As a result, EV drivers are encouraged to check tyre wear and pressure every month. Tyres should be rotated every 5,000 miles and replaced after 18,000 miles . Be selective when you replace them. EVs usually have specific tyres, which are designed to last longer and offer more range from each charge.

2. Don’t overcharge the battery

Electric vehicle batteries are designed to last for at least 100,000 miles and ten years of use, and many last even longer . However, they will degrade over time, which means they hold slightly less energy and offer slightly less range, so it’s important to treat it right.

That means following several best practices:

To keep track of charging at home, we recommend setting a maximum charge level if your vehicle has that feature. If not, your chargepoint should have a timed cut-off to avoid overcharging.

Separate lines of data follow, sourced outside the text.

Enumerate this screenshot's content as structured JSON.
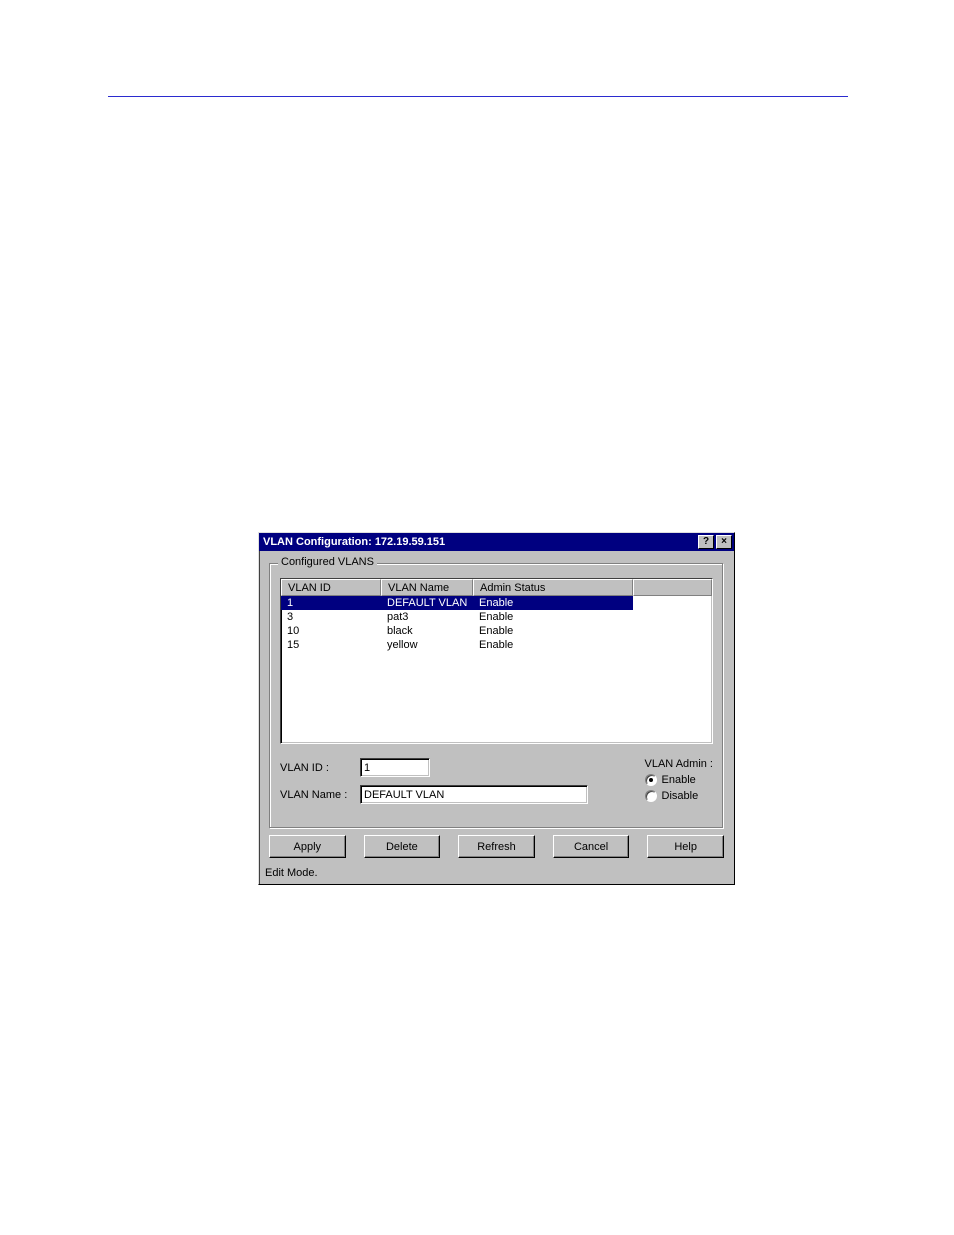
{
  "dialog": {
    "title": "VLAN Configuration: 172.19.59.151",
    "help_btn": "?",
    "close_btn": "×"
  },
  "group": {
    "label": "Configured VLANS"
  },
  "columns": {
    "id": "VLAN ID",
    "name": "VLAN Name",
    "status": "Admin Status"
  },
  "rows": [
    {
      "id": "1",
      "name": "DEFAULT VLAN",
      "status": "Enable",
      "selected": true
    },
    {
      "id": "3",
      "name": "pat3",
      "status": "Enable",
      "selected": false
    },
    {
      "id": "10",
      "name": "black",
      "status": "Enable",
      "selected": false
    },
    {
      "id": "15",
      "name": "yellow",
      "status": "Enable",
      "selected": false
    }
  ],
  "form": {
    "vlan_id_label": "VLAN ID :",
    "vlan_id_value": "1",
    "vlan_name_label": "VLAN Name :",
    "vlan_name_value": "DEFAULT VLAN",
    "admin_label": "VLAN Admin :",
    "enable_label": "Enable",
    "disable_label": "Disable"
  },
  "buttons": {
    "apply": "Apply",
    "delete": "Delete",
    "refresh": "Refresh",
    "cancel": "Cancel",
    "help": "Help"
  },
  "status": "Edit Mode."
}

3. Adapt to different weather conditions

Like any car or van, an EV operates best at certain temperatures. Extremes of hot and cold can both affect your energy efficiency and range, but also the rate of degradation. Analysis by telematics provider Geotab suggests 21.5°C is the optimal temperature, while industry consensus suggests batteries are happiest between 10-30°C.

Manufacturers are equipping new models with sophisticated thermal management systems to keep batteries in that temperature range. Some also enable you to pre-set a departure time, so the car can adjust the temperature before you set off – and if it’s still plugged in, it’ll use power from the mains to do so. Parking in cooler spots in the summer or in sunlight during the winter months can all help the battery to the right operating temperature more quickly.

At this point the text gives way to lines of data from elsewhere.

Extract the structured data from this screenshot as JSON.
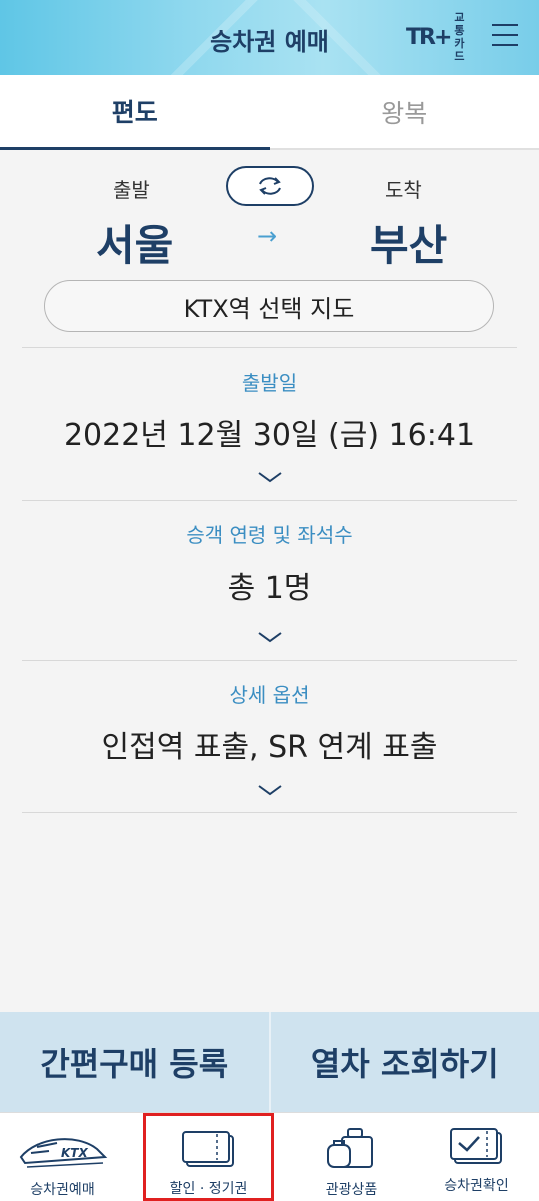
{
  "header": {
    "title": "승차권 예매",
    "card_logo": "TR+",
    "card_line1": "교통",
    "card_line2": "카드",
    "menu_icon": "hamburger-menu-icon"
  },
  "tabs": [
    {
      "label": "편도",
      "active": true
    },
    {
      "label": "왕복",
      "active": false
    }
  ],
  "route": {
    "departure_label": "출발",
    "arrival_label": "도착",
    "departure": "서울",
    "arrival": "부산",
    "arrow": "→",
    "swap_icon": "swap-icon"
  },
  "map_button": "KTX역 선택 지도",
  "sections": [
    {
      "label": "출발일",
      "value": "2022년 12월 30일 (금) 16:41"
    },
    {
      "label": "승객 연령 및 좌석수",
      "value": "총 1명"
    },
    {
      "label": "상세 옵션",
      "value": "인접역 표출, SR 연계 표출"
    }
  ],
  "actions": {
    "quick_purchase": "간편구매 등록",
    "search_trains": "열차 조회하기"
  },
  "bottom_nav": [
    {
      "label": "승차권예매",
      "icon": "ktx-train-icon"
    },
    {
      "label": "할인 · 정기권",
      "icon": "ticket-icon",
      "highlighted": true
    },
    {
      "label": "관광상품",
      "icon": "luggage-icon"
    },
    {
      "label": "승차권확인",
      "icon": "ticket-check-icon"
    }
  ],
  "colors": {
    "primary": "#1e3f66",
    "accent": "#3b8ec2",
    "highlight": "#e02020"
  }
}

4. Look after your brakes

Electric vehicles have an unusual advantage, because they can make their own electricity while you drive. Regenerative braking uses the resistance of the motor to slow the car down when you release the throttle, and this also puts energy back into the battery.

Not only does this avoid wasting energy as heat in the brake pads and discs, but it reduces wear on those parts too. Smooth drivers who can avoid harsh braking will hardly use the mechanical brakes at all, which means they’ll last a lot longer than a combustion engine vehicle.

However, they don’t last forever. EVs still require new hydraulic brake fluid every three years, and will eventually need new pads and discs too. This is a safety-critical feature, which can’t be ignored.

5. Don’t Miss Software Updates/Features

Some will fix minor glitches and even enhance your car’s efficiency and extend the range range. Better still, you won’t even need to take it to a garage to have the work done.

EV Maintenance Checklist

All this advice should help you avoid the main challenges related to EV maintenance. But there are many other things to consider, so we’ve put together a full list of which checks to perform on your EV – and when.

To find out more about LeasePlan’s maintenance services, click here.

Our net-zero commitment

LeasePlan is leading the transition to zero-emission mobility and has set itself the goal to achieve net-zero tailpipe emissions from its funded fleet by 2030. As a founding member of the EV100 – a global initiative of forward-looking companies committed to accelerating the transition to EVs – sustainable mobility is at the heart of everything we do.

Published at 18 October 2022
Was this article helpful?
18 October 2022
Share this

Related articles

Electric vehicles
Saving Money With Our Consultancy Experts: EVs And Operating Costs21 November 2022 - 2 min to read
Electric vehicles
EVs are on the charge27 April 2021 - 1 min to read
Electric vehicles
2021 Plug in Grant rates and eligibility27 April 2021 - 1 min to read